## WORK ITEM
Count every line in the records below that contains the string "specifikus". Report that number alone.

Extracted data entries
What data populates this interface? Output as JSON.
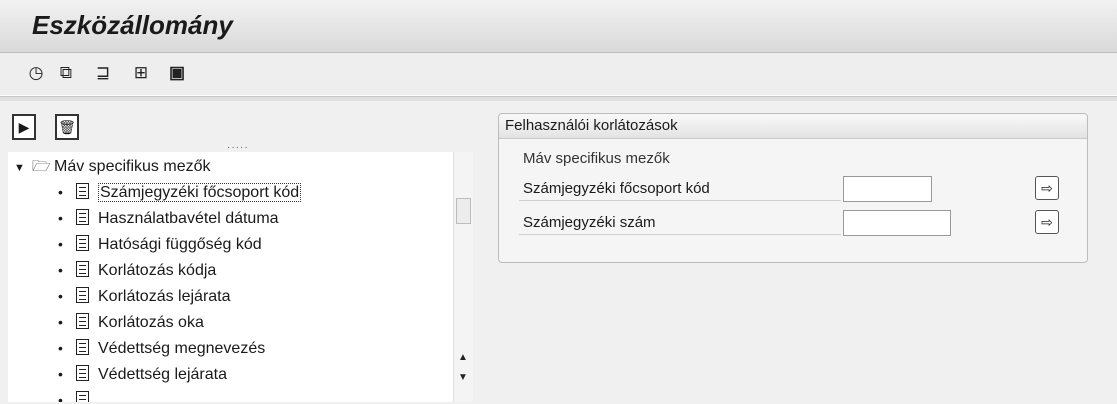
{
  "window": {
    "title": "Eszközállomány"
  },
  "toolbar": {
    "icons": [
      "execute-clock-icon",
      "copy-icon",
      "columns-icon",
      "multiple-selection-icon",
      "information-icon"
    ]
  },
  "tree": {
    "root_label": "Máv specifikus mezők",
    "items": [
      {
        "label": "Számjegyzéki főcsoport kód",
        "selected": true
      },
      {
        "label": "Használatbavétel dátuma"
      },
      {
        "label": "Hatósági függőség kód"
      },
      {
        "label": "Korlátozás kódja"
      },
      {
        "label": "Korlátozás lejárata"
      },
      {
        "label": "Korlátozás oka"
      },
      {
        "label": "Védettség megnevezés"
      },
      {
        "label": "Védettség lejárata"
      }
    ]
  },
  "panel": {
    "title": "Felhasználói korlátozások",
    "group_label": "Máv specifikus mezők",
    "fields": [
      {
        "label": "Számjegyzéki főcsoport kód",
        "value": ""
      },
      {
        "label": "Számjegyzéki szám",
        "value": ""
      }
    ]
  }
}
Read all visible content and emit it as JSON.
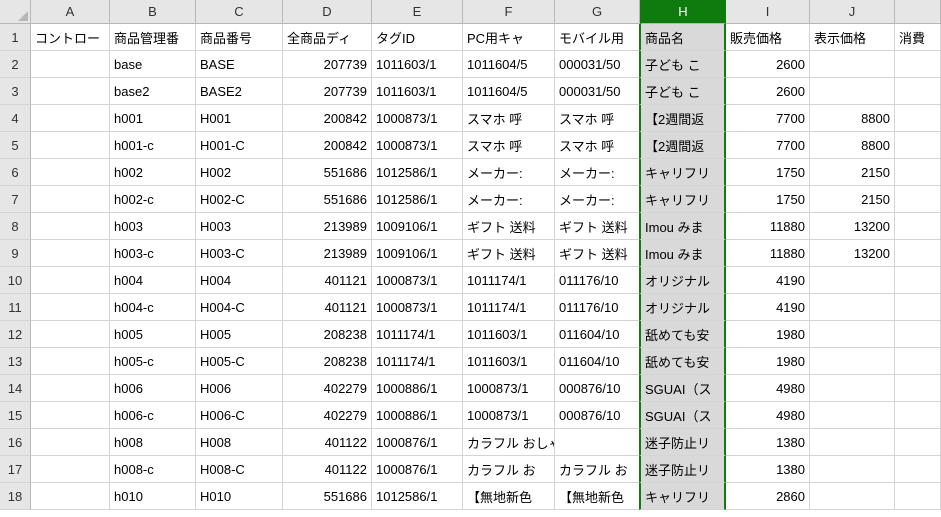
{
  "columns": [
    "A",
    "B",
    "C",
    "D",
    "E",
    "F",
    "G",
    "H",
    "I",
    "J"
  ],
  "selectedColumn": "H",
  "headers": {
    "A": "コントロー",
    "B": "商品管理番",
    "C": "商品番号",
    "D": "全商品ディ",
    "E": "タグID",
    "F": "PC用キャ",
    "G": "モバイル用",
    "H": "商品名",
    "I": "販売価格",
    "J": "表示価格",
    "K": "消費"
  },
  "rows": [
    {
      "n": 1
    },
    {
      "n": 2,
      "B": "base",
      "C": "BASE",
      "D": "207739",
      "E": "1011603/1",
      "F": "1011604/5",
      "G": "000031/50",
      "H": "子ども こ",
      "I": "2600",
      "J": ""
    },
    {
      "n": 3,
      "B": "base2",
      "C": "BASE2",
      "D": "207739",
      "E": "1011603/1",
      "F": "1011604/5",
      "G": "000031/50",
      "H": "子ども こ",
      "I": "2600",
      "J": ""
    },
    {
      "n": 4,
      "B": "h001",
      "C": "H001",
      "D": "200842",
      "E": "1000873/1",
      "F": "スマホ 呼",
      "G": "スマホ 呼",
      "H": "【2週間返",
      "I": "7700",
      "J": "8800"
    },
    {
      "n": 5,
      "B": "h001-c",
      "C": "H001-C",
      "D": "200842",
      "E": "1000873/1",
      "F": "スマホ 呼",
      "G": "スマホ 呼",
      "H": "【2週間返",
      "I": "7700",
      "J": "8800"
    },
    {
      "n": 6,
      "B": "h002",
      "C": "H002",
      "D": "551686",
      "E": "1012586/1",
      "F": "メーカー:",
      "G": "メーカー:",
      "H": "キャリフリ",
      "I": "1750",
      "J": "2150"
    },
    {
      "n": 7,
      "B": "h002-c",
      "C": "H002-C",
      "D": "551686",
      "E": "1012586/1",
      "F": "メーカー:",
      "G": "メーカー:",
      "H": "キャリフリ",
      "I": "1750",
      "J": "2150"
    },
    {
      "n": 8,
      "B": "h003",
      "C": "H003",
      "D": "213989",
      "E": "1009106/1",
      "F": "ギフト 送料",
      "G": "ギフト 送料",
      "H": "Imou みま",
      "I": "11880",
      "J": "13200"
    },
    {
      "n": 9,
      "B": "h003-c",
      "C": "H003-C",
      "D": "213989",
      "E": "1009106/1",
      "F": "ギフト 送料",
      "G": "ギフト 送料",
      "H": "Imou みま",
      "I": "11880",
      "J": "13200"
    },
    {
      "n": 10,
      "B": "h004",
      "C": "H004",
      "D": "401121",
      "E": "1000873/1",
      "F": "1011174/1",
      "G": "011176/10",
      "H": "オリジナル",
      "I": "4190",
      "J": ""
    },
    {
      "n": 11,
      "B": "h004-c",
      "C": "H004-C",
      "D": "401121",
      "E": "1000873/1",
      "F": "1011174/1",
      "G": "011176/10",
      "H": "オリジナル",
      "I": "4190",
      "J": ""
    },
    {
      "n": 12,
      "B": "h005",
      "C": "H005",
      "D": "208238",
      "E": "1011174/1",
      "F": "1011603/1",
      "G": "011604/10",
      "H": "舐めても安",
      "I": "1980",
      "J": ""
    },
    {
      "n": 13,
      "B": "h005-c",
      "C": "H005-C",
      "D": "208238",
      "E": "1011174/1",
      "F": "1011603/1",
      "G": "011604/10",
      "H": "舐めても安",
      "I": "1980",
      "J": ""
    },
    {
      "n": 14,
      "B": "h006",
      "C": "H006",
      "D": "402279",
      "E": "1000886/1",
      "F": "1000873/1",
      "G": "000876/10",
      "H": "SGUAI（ス",
      "I": "4980",
      "J": ""
    },
    {
      "n": 15,
      "B": "h006-c",
      "C": "H006-C",
      "D": "402279",
      "E": "1000886/1",
      "F": "1000873/1",
      "G": "000876/10",
      "H": "SGUAI（ス",
      "I": "4980",
      "J": ""
    },
    {
      "n": 16,
      "B": "h008",
      "C": "H008",
      "D": "401122",
      "E": "1000876/1",
      "F": "カラフル おしゃれ か",
      "G": "",
      "H": "迷子防止リ",
      "I": "1380",
      "J": ""
    },
    {
      "n": 17,
      "B": "h008-c",
      "C": "H008-C",
      "D": "401122",
      "E": "1000876/1",
      "F": "カラフル お",
      "G": "カラフル お",
      "H": "迷子防止リ",
      "I": "1380",
      "J": ""
    },
    {
      "n": 18,
      "B": "h010",
      "C": "H010",
      "D": "551686",
      "E": "1012586/1",
      "F": "【無地新色",
      "G": "【無地新色",
      "H": "キャリフリ",
      "I": "2860",
      "J": ""
    }
  ]
}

## EXERCISE RESPONSE
2